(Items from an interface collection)
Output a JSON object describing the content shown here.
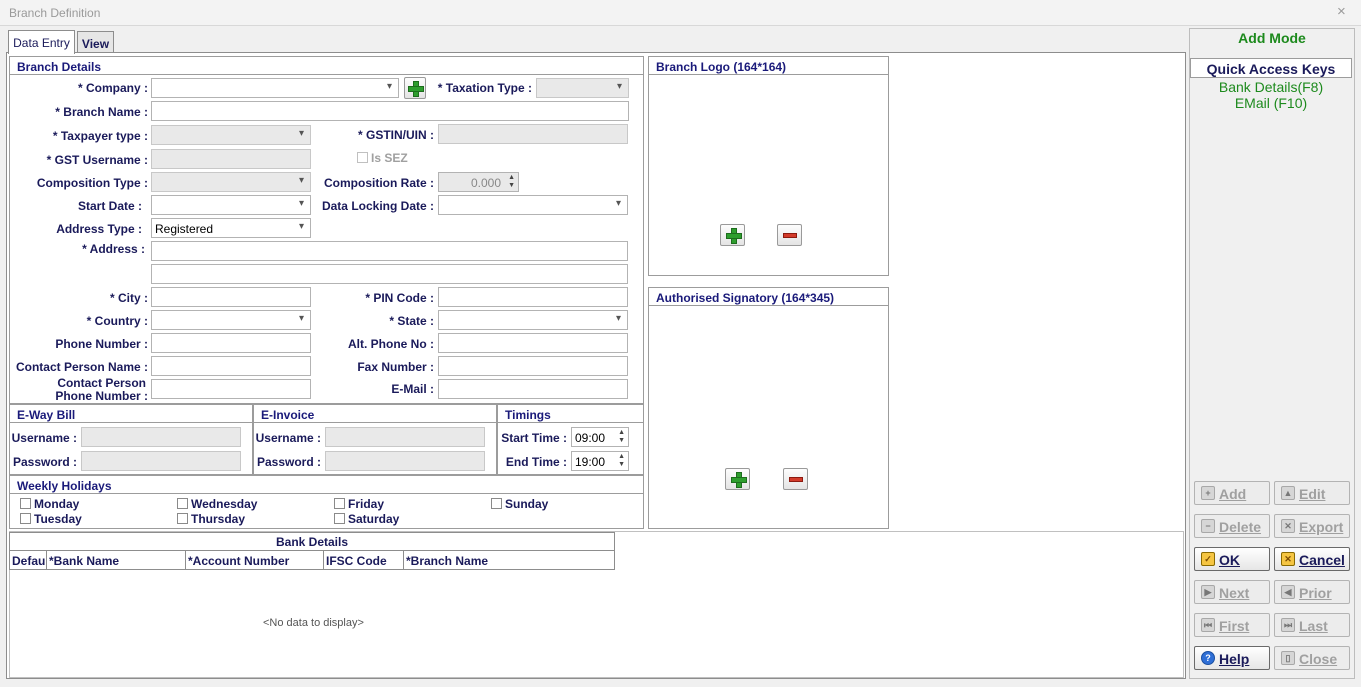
{
  "window": {
    "title": "Branch Definition",
    "close": "×"
  },
  "tabs": [
    {
      "label": "Data Entry"
    },
    {
      "label": "View"
    }
  ],
  "branch_details": {
    "title": "Branch Details",
    "company_label": "* Company :",
    "taxation_type_label": "* Taxation Type :",
    "branch_name_label": "* Branch Name :",
    "taxpayer_type_label": "* Taxpayer type :",
    "gstin_label": "* GSTIN/UIN :",
    "gst_username_label": "* GST Username :",
    "is_sez_label": "Is SEZ",
    "composition_type_label": "Composition Type :",
    "composition_rate_label": "Composition Rate :",
    "composition_rate_value": "0.000",
    "start_date_label": "Start Date :",
    "data_locking_label": "Data Locking Date :",
    "address_type_label": "Address Type :",
    "address_type_value": "Registered",
    "address_label": "* Address :",
    "city_label": "* City :",
    "pin_label": "* PIN Code :",
    "country_label": "* Country :",
    "state_label": "* State :",
    "phone_label": "Phone Number :",
    "alt_phone_label": "Alt. Phone No :",
    "contact_person_label": "Contact Person Name :",
    "fax_label": "Fax Number :",
    "contact_phone_label_1": "Contact Person",
    "contact_phone_label_2": "Phone Number :",
    "email_label": "E-Mail :"
  },
  "eway": {
    "title": "E-Way Bill",
    "username_label": "Username :",
    "password_label": "Password :"
  },
  "einvoice": {
    "title": "E-Invoice",
    "username_label": "Username :",
    "password_label": "Password :"
  },
  "timings": {
    "title": "Timings",
    "start_label": "Start Time :",
    "start_value": "09:00",
    "end_label": "End Time :",
    "end_value": "19:00"
  },
  "holidays": {
    "title": "Weekly Holidays",
    "days": [
      "Monday",
      "Wednesday",
      "Friday",
      "Sunday",
      "Tuesday",
      "Thursday",
      "Saturday"
    ]
  },
  "branch_logo": {
    "title": "Branch Logo (164*164)"
  },
  "signatory": {
    "title": "Authorised Signatory (164*345)"
  },
  "bank_details": {
    "title": "Bank Details",
    "columns": [
      "Defau",
      "*Bank Name",
      "*Account Number",
      "IFSC Code",
      "*Branch Name"
    ],
    "empty_text": "<No data to display>"
  },
  "right_panel": {
    "mode": "Add Mode",
    "quick_keys_title": "Quick Access Keys",
    "keys": [
      "Bank Details(F8)",
      "EMail (F10)"
    ],
    "buttons": {
      "add": "Add",
      "edit": "Edit",
      "delete": "Delete",
      "export": "Export",
      "ok": "OK",
      "cancel": "Cancel",
      "next": "Next",
      "prior": "Prior",
      "first": "First",
      "last": "Last",
      "help": "Help",
      "close": "Close"
    }
  },
  "colors": {
    "label": "#1a1a5a",
    "accent_green": "#1d8a1d",
    "plus_green": "#2e9e2e",
    "minus_red": "#d23a2a"
  }
}
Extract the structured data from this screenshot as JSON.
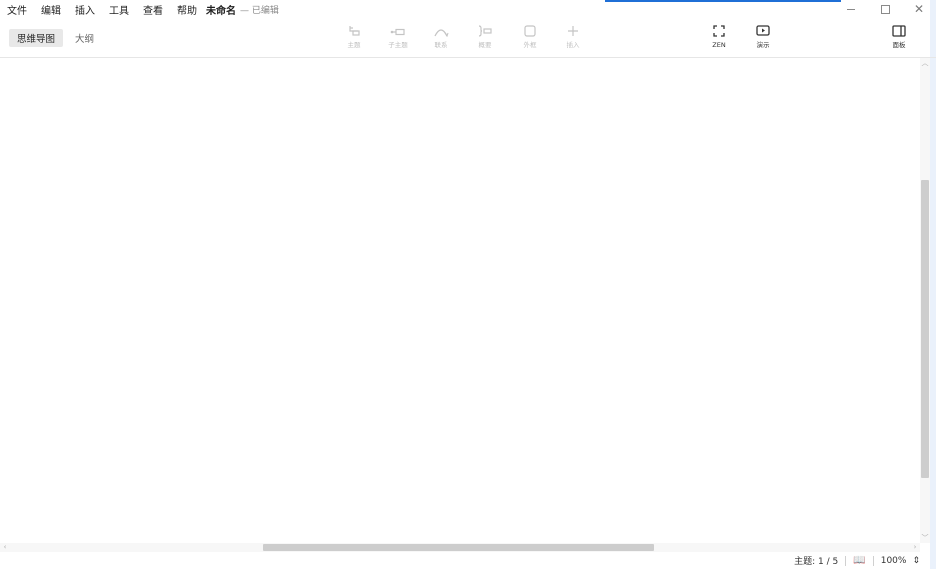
{
  "menu": [
    "文件",
    "编辑",
    "插入",
    "工具",
    "查看",
    "帮助"
  ],
  "document": {
    "title": "未命名",
    "status": "— 已编辑"
  },
  "view_tabs": [
    {
      "label": "思维导图",
      "active": true
    },
    {
      "label": "大纲",
      "active": false
    }
  ],
  "tools": [
    {
      "label": "主题",
      "icon": "topic-icon",
      "enabled": false
    },
    {
      "label": "子主题",
      "icon": "subtopic-icon",
      "enabled": false
    },
    {
      "label": "联系",
      "icon": "relationship-icon",
      "enabled": false
    },
    {
      "label": "概要",
      "icon": "summary-icon",
      "enabled": false
    },
    {
      "label": "外框",
      "icon": "boundary-icon",
      "enabled": false
    },
    {
      "label": "插入",
      "icon": "plus-icon",
      "enabled": false
    },
    {
      "label": "ZEN",
      "icon": "fullscreen-icon",
      "enabled": true
    },
    {
      "label": "演示",
      "icon": "play-icon",
      "enabled": true
    },
    {
      "label": "面板",
      "icon": "panel-icon",
      "enabled": true
    }
  ],
  "status": {
    "topics": "主题: 1 / 5",
    "zoom": "100%"
  },
  "colors": {
    "accent": "#1f6fd6"
  }
}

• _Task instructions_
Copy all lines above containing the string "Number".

• _Task response_
    "phone_label": "Phone Number :",
    "fax_label": "Fax Number :",
    "contact_phone_label_2": "Phone Number :",
      "*Account Number",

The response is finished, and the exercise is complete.